Watch: A conversation on COVID-19 and America’s opioid crisis
On Thursday, September 30, Axios senior editor Sam Baker and health care editor Tina Reed explored how government, private sector and community efforts are responding to upsurges in COVID-19 cases and opioid deaths, featuring Sen. Shelley Moore Capito and Nora Volkow, director of the National Institute on Drug Abuse.
Sen. Shelley Moore Capito highlighted how the COVID-19 crisis detracted attention from the addiction crisis all across the nation, the need to return to in-person crisis intervention teams despite the affordances of telemedicine, and how governments in West Virginia are refocusing efforts and resources on children and families affected by addiction.
- On an example of localized intervention that helps West Virginia families: “There’s a program in West Virginia that started, it’s called Handle with Care. If a child is in a home and somebody maybe gets busted for drugs in the middle of the night, then that deputy or that sheriff who intervenes is going to call the school the next morning and say ‘Johnny has had a traumatic event in his family, please handle him with care.’”
- On why the opioid crisis needs more government attention: “The numbers are staggering. The numbers of overdoses have gone way back up in the communities that were starting to see them go down, and so the families affected are going way up. I don’t think it’s going to take much for us to refocus on this simply because not only is it close to home, it’s expanding and it’s not getting better.”
Nora Volkow explained how pandemic stress and social isolation exacerbated addiction and how research is supporting better pain treatments so doctors don’t have to prescribe opiate medications.
- On the recent significant increase in opioid overdose deaths: “It’s not surprising that in 2020, we’ve seen a 30% increase in the number of people that have died from overdoses from various types of drugs. The main culprits are opioids, of which the main driver is the very potent synthetic drug, fentanyl.”

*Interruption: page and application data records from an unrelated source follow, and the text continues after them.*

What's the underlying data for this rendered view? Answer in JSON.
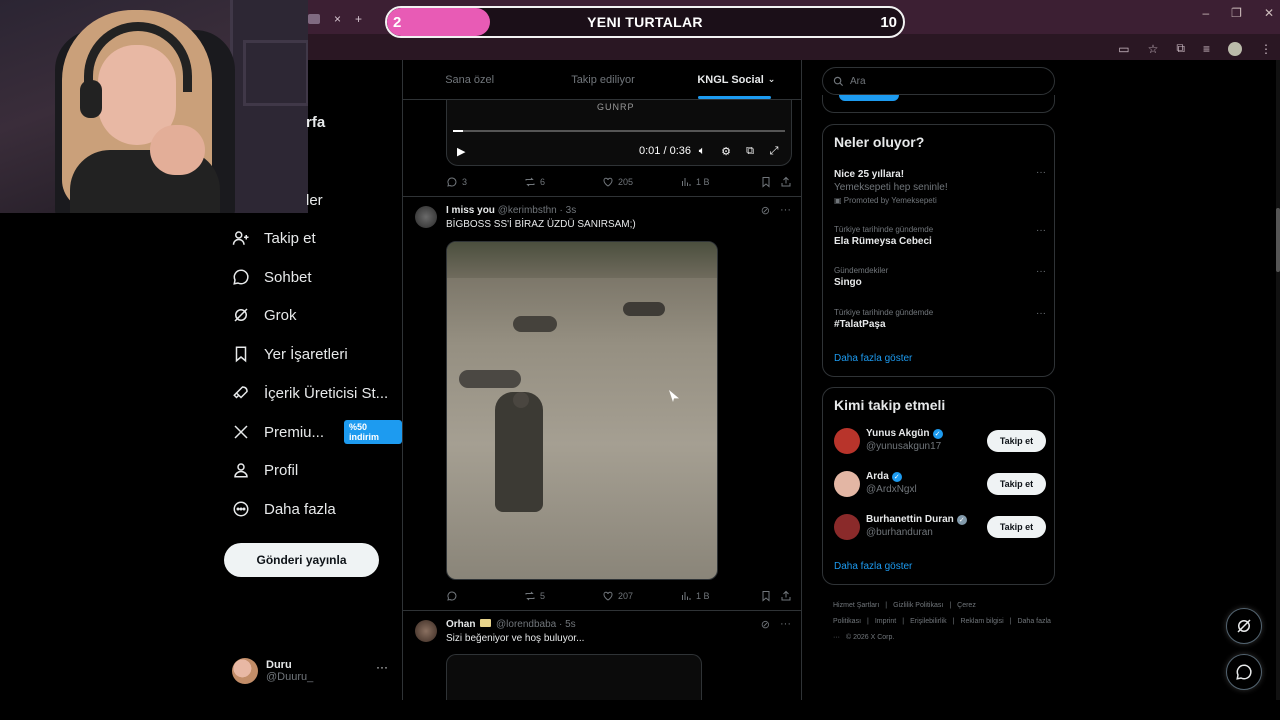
{
  "browser": {
    "new_tab_symbol": "+",
    "close_tab_symbol": "×",
    "window_controls": [
      "–",
      "❐",
      "✕"
    ],
    "toolbar_icons": [
      "cast-icon",
      "star-icon",
      "extensions-icon",
      "media-icon",
      "profile-avatar",
      "menu-icon"
    ]
  },
  "overlay": {
    "left_value": "2",
    "title": "YENI TURTALAR",
    "right_value": "10",
    "progress_fraction": 0.2,
    "fill_color": "#e85bb5"
  },
  "nav": {
    "partial_top": "rfa",
    "partial_second": "ler",
    "items": [
      {
        "label": "Takip et",
        "icon": "add-user-icon"
      },
      {
        "label": "Sohbet",
        "icon": "chat-icon"
      },
      {
        "label": "Grok",
        "icon": "grok-icon"
      },
      {
        "label": "Yer İşaretleri",
        "icon": "bookmark-icon"
      },
      {
        "label": "İçerik Üreticisi St...",
        "icon": "rocket-icon"
      },
      {
        "label": "Premiu...",
        "icon": "x-logo-icon",
        "badge": "%50 indirim"
      },
      {
        "label": "Profil",
        "icon": "person-icon"
      },
      {
        "label": "Daha fazla",
        "icon": "more-circle-icon"
      }
    ],
    "post_button": "Gönderi yayınla",
    "account": {
      "name": "Duru",
      "handle": "@Duuru_",
      "more": "···"
    }
  },
  "timeline": {
    "tabs": [
      {
        "label": "Sana özel",
        "active": false
      },
      {
        "label": "Takip ediliyor",
        "active": false
      },
      {
        "label": "KNGL Social",
        "active": true
      }
    ],
    "video": {
      "watermark": "GUNRP",
      "time": "0:01 / 0:36",
      "progress_fraction": 0.03
    },
    "first_actions": {
      "replies": "3",
      "reposts": "6",
      "likes": "205",
      "views": "1 B"
    },
    "posts": [
      {
        "name": "I miss you",
        "handle": "@kerimbsthn",
        "time": "· 3s",
        "text": "BİGBOSS SS'İ BİRAZ ÜZDÜ SANIRSAM;)",
        "actions": {
          "replies": "",
          "reposts": "5",
          "likes": "207",
          "views": "1 B"
        }
      },
      {
        "name": "Orhan",
        "handle": "@lorendbaba",
        "time": "· 5s",
        "text": "Sizi beğeniyor ve hoş buluyor..."
      }
    ]
  },
  "sidebar": {
    "search_placeholder": "Ara",
    "trends_title": "Neler oluyor?",
    "trends": [
      {
        "meta": "",
        "name": "Nice 25 yıllara!",
        "sub": "Yemeksepeti hep seninle!",
        "promo": "Promoted by Yemeksepeti"
      },
      {
        "meta": "Türkiye tarihinde gündemde",
        "name": "Ela Rümeysa Cebeci",
        "sub": "",
        "promo": ""
      },
      {
        "meta": "Gündemdekiler",
        "name": "Singo",
        "sub": "",
        "promo": ""
      },
      {
        "meta": "Türkiye tarihinde gündemde",
        "name": "#TalatPaşa",
        "sub": "",
        "promo": ""
      }
    ],
    "trends_more": "Daha fazla göster",
    "who_title": "Kimi takip etmeli",
    "who": [
      {
        "name": "Yunus Akgün",
        "handle": "@yunusakgun17",
        "verified": "blue",
        "button": "Takip et",
        "avatar_color": "#b8342b"
      },
      {
        "name": "Arda",
        "handle": "@ArdxNgxl",
        "verified": "blue",
        "button": "Takip et",
        "avatar_color": "#e3b6a4"
      },
      {
        "name": "Burhanettin Duran",
        "handle": "@burhanduran",
        "verified": "grey",
        "button": "Takip et",
        "avatar_color": "#8a2a2a"
      }
    ],
    "who_more": "Daha fazla göster",
    "footer": [
      "Hizmet Şartları",
      "|",
      "Gizlilik Politikası",
      "|",
      "Çerez Politikası",
      "|",
      "Imprint",
      "|",
      "Erişilebilirlik",
      "|",
      "Reklam bilgisi",
      "|",
      "Daha fazla ···",
      "© 2026 X Corp."
    ]
  },
  "colors": {
    "accent": "#1d9bf0",
    "background": "#000000",
    "border": "#2f3336",
    "muted": "#71767b"
  }
}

- On how current research is helping medical professionals combat this problem: “There are parallel tracks that aim to actually, on the one hand for example, advance research that actually can help us lead to better treatments of pain so that we don’t have to rely on opiate medications, that’s one component to it. And the other one is very much targeted, thoughtful understanding.”

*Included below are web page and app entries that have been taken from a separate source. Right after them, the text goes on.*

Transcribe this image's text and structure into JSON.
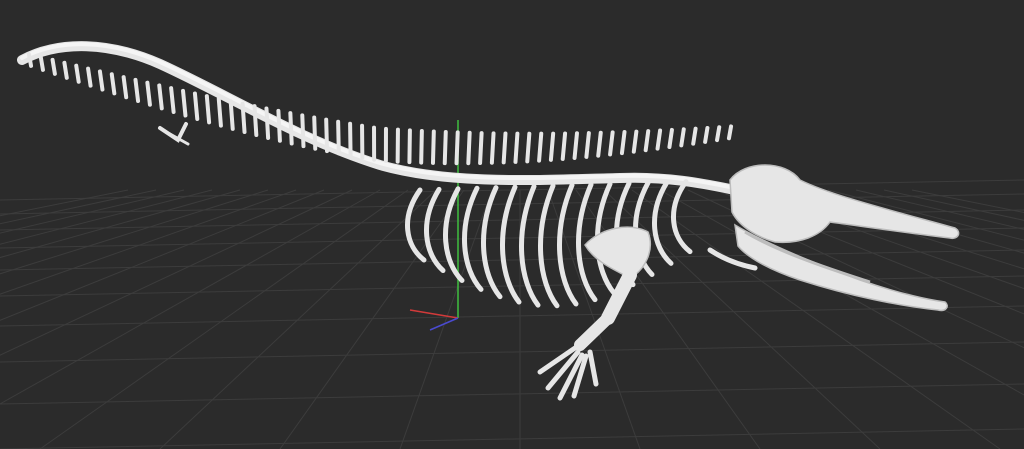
{
  "viewport": {
    "background_color": "#2b2b2b",
    "grid": {
      "visible": true,
      "line_color": "#3c3c3c"
    },
    "gizmo": {
      "x_axis_color": "#d23a3a",
      "y_axis_color": "#3fbf3f",
      "z_axis_color": "#4a4ad0"
    },
    "model": {
      "subject": "whale skeleton",
      "bone_color": "#e6e6e6",
      "bone_shade_color": "#bdbdbd"
    }
  }
}
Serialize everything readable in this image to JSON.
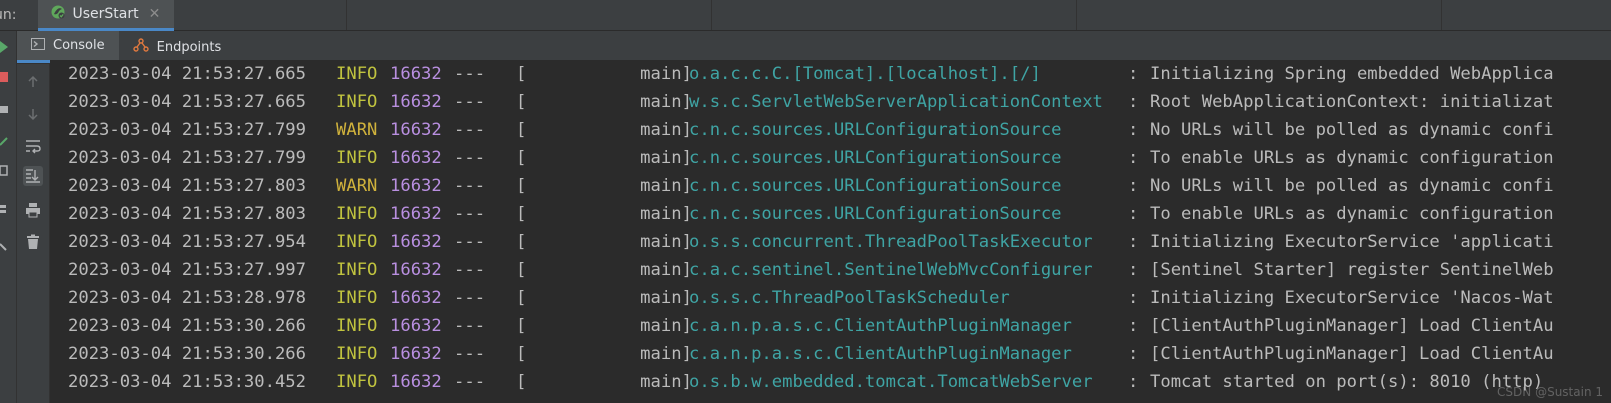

Axios Chief Business Officer Fabricio Drumond hosted a View from the Top segment with Chief External and Government Relations Officer at Partnership to End Addiction

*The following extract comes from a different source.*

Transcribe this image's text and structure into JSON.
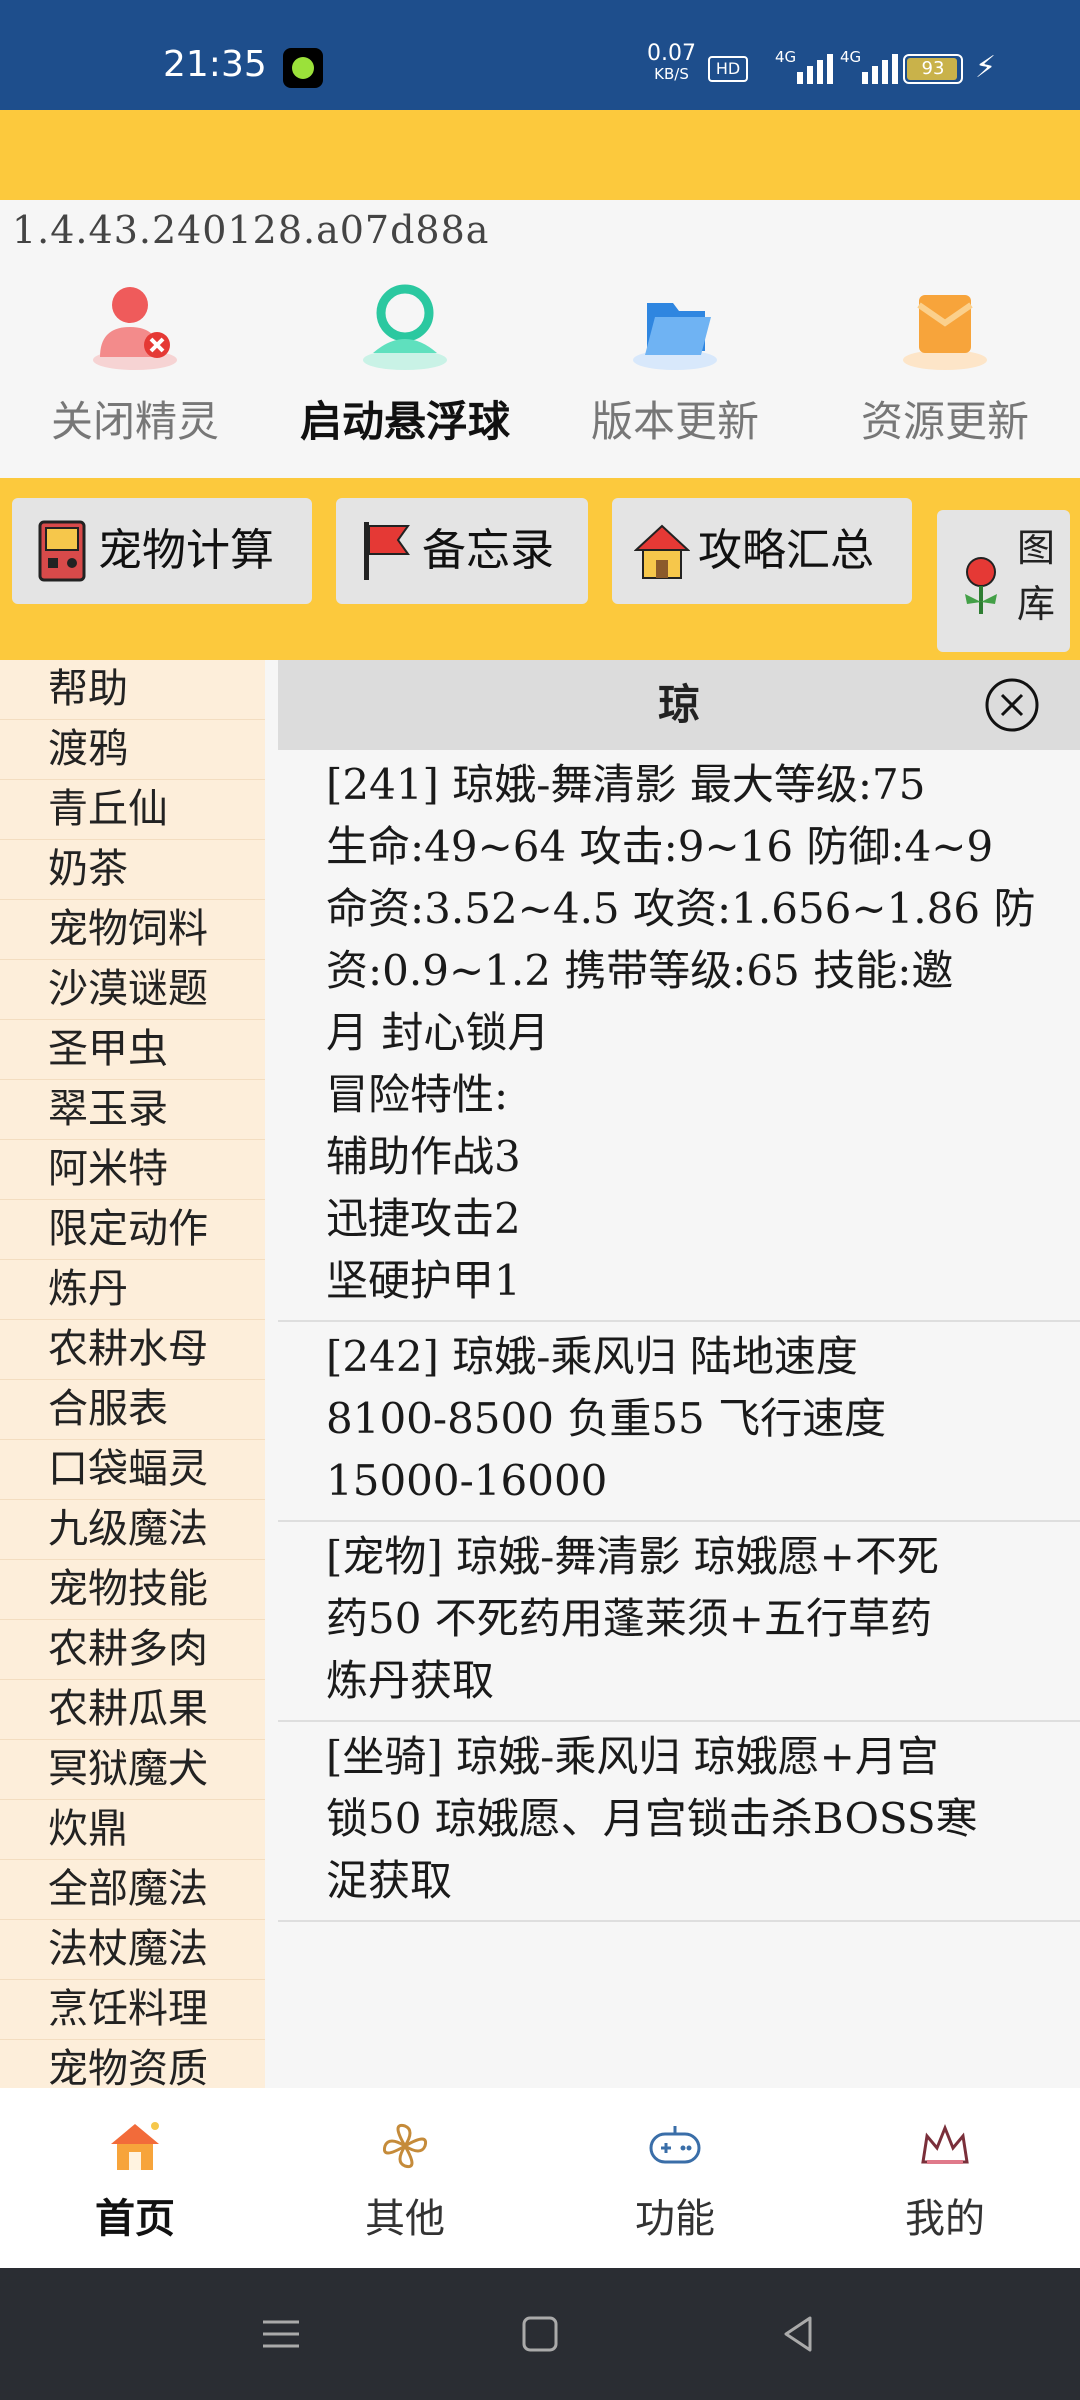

Marcia Lee Taylor, who discussed the role that stigma surrounding addiction plays in someone’s journey to recovery.
- “Stigma is a giant stumbling block for people being able to get help. Unlike with other health conditions, people don’t talk to their doctor, they don’t talk to their neighbors. There’s a lot of shame about it because we for a long time in our country have treated addiction as a moral failing rather than a public health problem.”
Thank you Facebook for sponsoring this event.